Records drawn from a dataset:
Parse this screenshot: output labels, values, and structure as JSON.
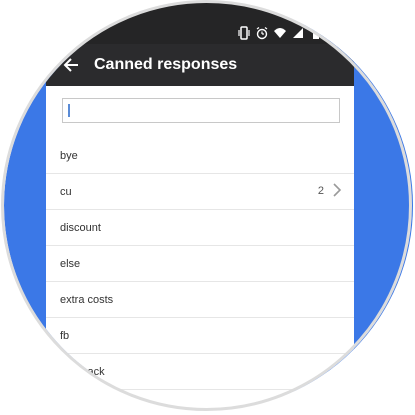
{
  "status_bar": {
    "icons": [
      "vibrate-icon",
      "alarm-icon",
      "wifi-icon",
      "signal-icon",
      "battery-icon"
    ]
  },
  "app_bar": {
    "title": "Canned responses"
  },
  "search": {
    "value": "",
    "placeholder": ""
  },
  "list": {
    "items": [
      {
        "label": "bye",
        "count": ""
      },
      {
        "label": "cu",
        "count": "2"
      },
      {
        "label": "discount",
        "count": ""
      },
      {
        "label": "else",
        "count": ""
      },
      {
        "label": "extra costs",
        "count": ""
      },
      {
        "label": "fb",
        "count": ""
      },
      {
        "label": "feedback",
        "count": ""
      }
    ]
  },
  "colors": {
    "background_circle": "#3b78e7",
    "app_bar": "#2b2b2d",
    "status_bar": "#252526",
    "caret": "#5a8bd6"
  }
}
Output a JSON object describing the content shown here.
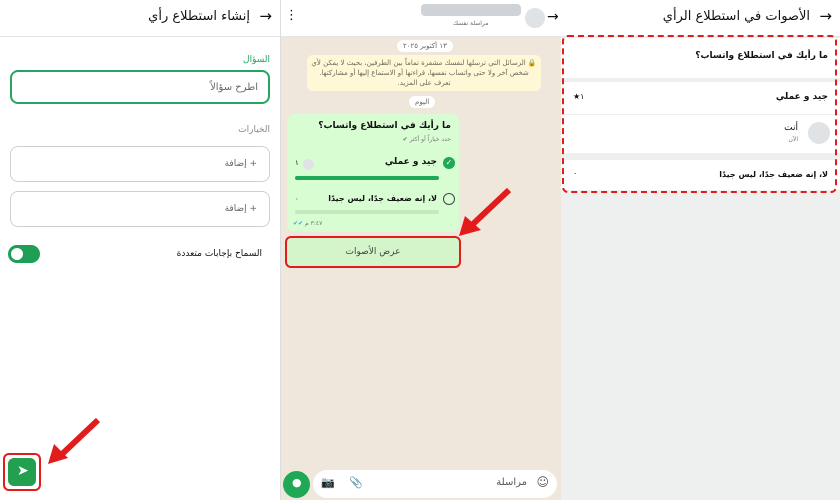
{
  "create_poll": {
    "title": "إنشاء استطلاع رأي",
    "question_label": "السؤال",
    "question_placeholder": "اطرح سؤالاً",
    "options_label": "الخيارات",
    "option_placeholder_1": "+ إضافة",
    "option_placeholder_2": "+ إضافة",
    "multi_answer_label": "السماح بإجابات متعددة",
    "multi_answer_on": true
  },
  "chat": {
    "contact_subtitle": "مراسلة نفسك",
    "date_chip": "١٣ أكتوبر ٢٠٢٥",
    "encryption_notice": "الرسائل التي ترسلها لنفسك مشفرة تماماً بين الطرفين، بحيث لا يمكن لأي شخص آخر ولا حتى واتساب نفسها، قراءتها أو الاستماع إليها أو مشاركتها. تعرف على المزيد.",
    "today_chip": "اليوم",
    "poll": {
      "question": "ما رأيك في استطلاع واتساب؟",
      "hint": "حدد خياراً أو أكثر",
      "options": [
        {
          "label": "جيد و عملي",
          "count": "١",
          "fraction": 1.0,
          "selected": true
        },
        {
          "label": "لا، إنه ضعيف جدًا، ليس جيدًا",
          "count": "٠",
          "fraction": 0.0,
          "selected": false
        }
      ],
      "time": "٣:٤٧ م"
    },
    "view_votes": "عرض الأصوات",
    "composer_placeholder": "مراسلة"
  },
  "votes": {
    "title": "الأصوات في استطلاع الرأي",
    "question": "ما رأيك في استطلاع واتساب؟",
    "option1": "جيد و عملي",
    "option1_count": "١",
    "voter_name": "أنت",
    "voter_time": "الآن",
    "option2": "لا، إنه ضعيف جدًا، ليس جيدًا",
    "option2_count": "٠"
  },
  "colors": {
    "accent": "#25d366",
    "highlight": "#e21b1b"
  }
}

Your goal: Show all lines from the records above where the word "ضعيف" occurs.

Result of the task:
          "label": "لا، إنه ضعيف جدًا، ليس جيدًا",
    "option2": "لا، إنه ضعيف جدًا، ليس جيدًا",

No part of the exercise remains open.